### [About this exercise]
Copy the records below exactly.

(Information provided Opens)

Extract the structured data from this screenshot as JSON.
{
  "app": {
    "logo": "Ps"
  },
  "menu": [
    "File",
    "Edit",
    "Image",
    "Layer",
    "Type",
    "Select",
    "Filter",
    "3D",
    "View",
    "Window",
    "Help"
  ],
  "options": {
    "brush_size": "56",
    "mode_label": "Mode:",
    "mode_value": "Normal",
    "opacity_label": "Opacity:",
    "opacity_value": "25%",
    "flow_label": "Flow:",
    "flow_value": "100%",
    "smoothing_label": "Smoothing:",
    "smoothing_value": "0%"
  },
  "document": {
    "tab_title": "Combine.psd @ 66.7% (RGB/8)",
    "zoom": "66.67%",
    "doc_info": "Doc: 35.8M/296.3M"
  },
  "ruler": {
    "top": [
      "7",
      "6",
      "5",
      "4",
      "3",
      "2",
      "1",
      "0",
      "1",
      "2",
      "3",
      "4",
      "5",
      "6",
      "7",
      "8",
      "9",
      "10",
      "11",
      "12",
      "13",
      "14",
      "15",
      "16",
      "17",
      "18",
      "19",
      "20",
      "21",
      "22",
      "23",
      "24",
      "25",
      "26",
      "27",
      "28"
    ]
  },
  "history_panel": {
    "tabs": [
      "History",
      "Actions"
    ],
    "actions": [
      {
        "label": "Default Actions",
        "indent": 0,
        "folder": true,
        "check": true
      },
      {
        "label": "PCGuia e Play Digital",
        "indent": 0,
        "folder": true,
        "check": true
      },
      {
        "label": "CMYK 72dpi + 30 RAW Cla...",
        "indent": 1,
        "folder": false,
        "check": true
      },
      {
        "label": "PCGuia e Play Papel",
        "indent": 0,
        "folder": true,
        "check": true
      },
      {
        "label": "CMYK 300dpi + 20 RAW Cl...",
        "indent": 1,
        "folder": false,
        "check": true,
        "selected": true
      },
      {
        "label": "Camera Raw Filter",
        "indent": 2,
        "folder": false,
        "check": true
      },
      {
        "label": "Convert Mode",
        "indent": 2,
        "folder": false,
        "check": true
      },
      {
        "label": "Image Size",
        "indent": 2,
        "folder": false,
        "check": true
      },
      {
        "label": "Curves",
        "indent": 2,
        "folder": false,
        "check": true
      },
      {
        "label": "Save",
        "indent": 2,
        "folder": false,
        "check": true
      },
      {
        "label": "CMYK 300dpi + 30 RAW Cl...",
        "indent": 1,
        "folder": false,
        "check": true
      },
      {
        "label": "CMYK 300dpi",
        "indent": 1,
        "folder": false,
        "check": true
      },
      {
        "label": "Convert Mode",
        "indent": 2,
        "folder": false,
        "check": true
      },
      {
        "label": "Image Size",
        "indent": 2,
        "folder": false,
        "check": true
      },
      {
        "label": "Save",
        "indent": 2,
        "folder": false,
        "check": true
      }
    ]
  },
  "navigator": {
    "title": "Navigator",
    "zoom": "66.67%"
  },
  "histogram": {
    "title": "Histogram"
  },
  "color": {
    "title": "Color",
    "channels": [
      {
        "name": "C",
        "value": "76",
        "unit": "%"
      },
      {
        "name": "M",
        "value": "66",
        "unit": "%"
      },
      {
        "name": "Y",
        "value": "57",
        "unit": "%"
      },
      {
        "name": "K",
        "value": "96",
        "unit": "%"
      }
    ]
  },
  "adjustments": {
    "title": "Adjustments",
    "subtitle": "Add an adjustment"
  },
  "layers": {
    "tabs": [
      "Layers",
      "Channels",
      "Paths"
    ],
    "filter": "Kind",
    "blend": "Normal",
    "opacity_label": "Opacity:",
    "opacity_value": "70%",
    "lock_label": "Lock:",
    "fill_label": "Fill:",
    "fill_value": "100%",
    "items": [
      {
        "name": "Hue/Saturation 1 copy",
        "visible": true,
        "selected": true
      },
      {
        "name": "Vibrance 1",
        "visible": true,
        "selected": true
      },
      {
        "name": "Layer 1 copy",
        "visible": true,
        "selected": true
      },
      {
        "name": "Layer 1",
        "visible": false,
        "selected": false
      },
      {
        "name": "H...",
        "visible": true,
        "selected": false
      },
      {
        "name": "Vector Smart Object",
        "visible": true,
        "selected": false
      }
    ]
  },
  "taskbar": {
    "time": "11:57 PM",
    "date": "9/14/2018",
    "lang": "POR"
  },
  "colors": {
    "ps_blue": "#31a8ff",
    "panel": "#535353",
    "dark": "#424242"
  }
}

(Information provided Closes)

### [Task answer]
Extract the structured data from this screenshot as JSON.
{
  "app": {
    "logo": "Ps"
  },
  "menu": [
    "File",
    "Edit",
    "Image",
    "Layer",
    "Type",
    "Select",
    "Filter",
    "3D",
    "View",
    "Window",
    "Help"
  ],
  "options": {
    "brush_size": "56",
    "mode_label": "Mode:",
    "mode_value": "Normal",
    "opacity_label": "Opacity:",
    "opacity_value": "25%",
    "flow_label": "Flow:",
    "flow_value": "100%",
    "smoothing_label": "Smoothing:",
    "smoothing_value": "0%"
  },
  "document": {
    "tab_title": "Combine.psd @ 66.7% (RGB/8)",
    "zoom": "66.67%",
    "doc_info": "Doc: 35.8M/296.3M"
  },
  "ruler": {
    "top": [
      "7",
      "6",
      "5",
      "4",
      "3",
      "2",
      "1",
      "0",
      "1",
      "2",
      "3",
      "4",
      "5",
      "6",
      "7",
      "8",
      "9",
      "10",
      "11",
      "12",
      "13",
      "14",
      "15",
      "16",
      "17",
      "18",
      "19",
      "20",
      "21",
      "22",
      "23",
      "24",
      "25",
      "26",
      "27",
      "28"
    ]
  },
  "history_panel": {
    "tabs": [
      "History",
      "Actions"
    ],
    "actions": [
      {
        "label": "Default Actions",
        "indent": 0,
        "folder": true,
        "check": true
      },
      {
        "label": "PCGuia e Play Digital",
        "indent": 0,
        "folder": true,
        "check": true
      },
      {
        "label": "CMYK 72dpi + 30 RAW Cla...",
        "indent": 1,
        "folder": false,
        "check": true
      },
      {
        "label": "PCGuia e Play Papel",
        "indent": 0,
        "folder": true,
        "check": true
      },
      {
        "label": "CMYK 300dpi + 20 RAW Cl...",
        "indent": 1,
        "folder": false,
        "check": true,
        "selected": true
      },
      {
        "label": "Camera Raw Filter",
        "indent": 2,
        "folder": false,
        "check": true
      },
      {
        "label": "Convert Mode",
        "indent": 2,
        "folder": false,
        "check": true
      },
      {
        "label": "Image Size",
        "indent": 2,
        "folder": false,
        "check": true
      },
      {
        "label": "Curves",
        "indent": 2,
        "folder": false,
        "check": true
      },
      {
        "label": "Save",
        "indent": 2,
        "folder": false,
        "check": true
      },
      {
        "label": "CMYK 300dpi + 30 RAW Cl...",
        "indent": 1,
        "folder": false,
        "check": true
      },
      {
        "label": "CMYK 300dpi",
        "indent": 1,
        "folder": false,
        "check": true
      },
      {
        "label": "Convert Mode",
        "indent": 2,
        "folder": false,
        "check": true
      },
      {
        "label": "Image Size",
        "indent": 2,
        "folder": false,
        "check": true
      },
      {
        "label": "Save",
        "indent": 2,
        "folder": false,
        "check": true
      }
    ]
  },
  "navigator": {
    "title": "Navigator",
    "zoom": "66.67%"
  },
  "histogram": {
    "title": "Histogram"
  },
  "color": {
    "title": "Color",
    "channels": [
      {
        "name": "C",
        "value": "76",
        "unit": "%"
      },
      {
        "name": "M",
        "value": "66",
        "unit": "%"
      },
      {
        "name": "Y",
        "value": "57",
        "unit": "%"
      },
      {
        "name": "K",
        "value": "96",
        "unit": "%"
      }
    ]
  },
  "adjustments": {
    "title": "Adjustments",
    "subtitle": "Add an adjustment"
  },
  "layers": {
    "tabs": [
      "Layers",
      "Channels",
      "Paths"
    ],
    "filter": "Kind",
    "blend": "Normal",
    "opacity_label": "Opacity:",
    "opacity_value": "70%",
    "lock_label": "Lock:",
    "fill_label": "Fill:",
    "fill_value": "100%",
    "items": [
      {
        "name": "Hue/Saturation 1 copy",
        "visible": true,
        "selected": true
      },
      {
        "name": "Vibrance 1",
        "visible": true,
        "selected": true
      },
      {
        "name": "Layer 1 copy",
        "visible": true,
        "selected": true
      },
      {
        "name": "Layer 1",
        "visible": false,
        "selected": false
      },
      {
        "name": "H...",
        "visible": true,
        "selected": false
      },
      {
        "name": "Vector Smart Object",
        "visible": true,
        "selected": false
      }
    ]
  },
  "taskbar": {
    "time": "11:57 PM",
    "date": "9/14/2018",
    "lang": "POR"
  },
  "colors": {
    "ps_blue": "#31a8ff",
    "panel": "#535353",
    "dark": "#424242"
  }
}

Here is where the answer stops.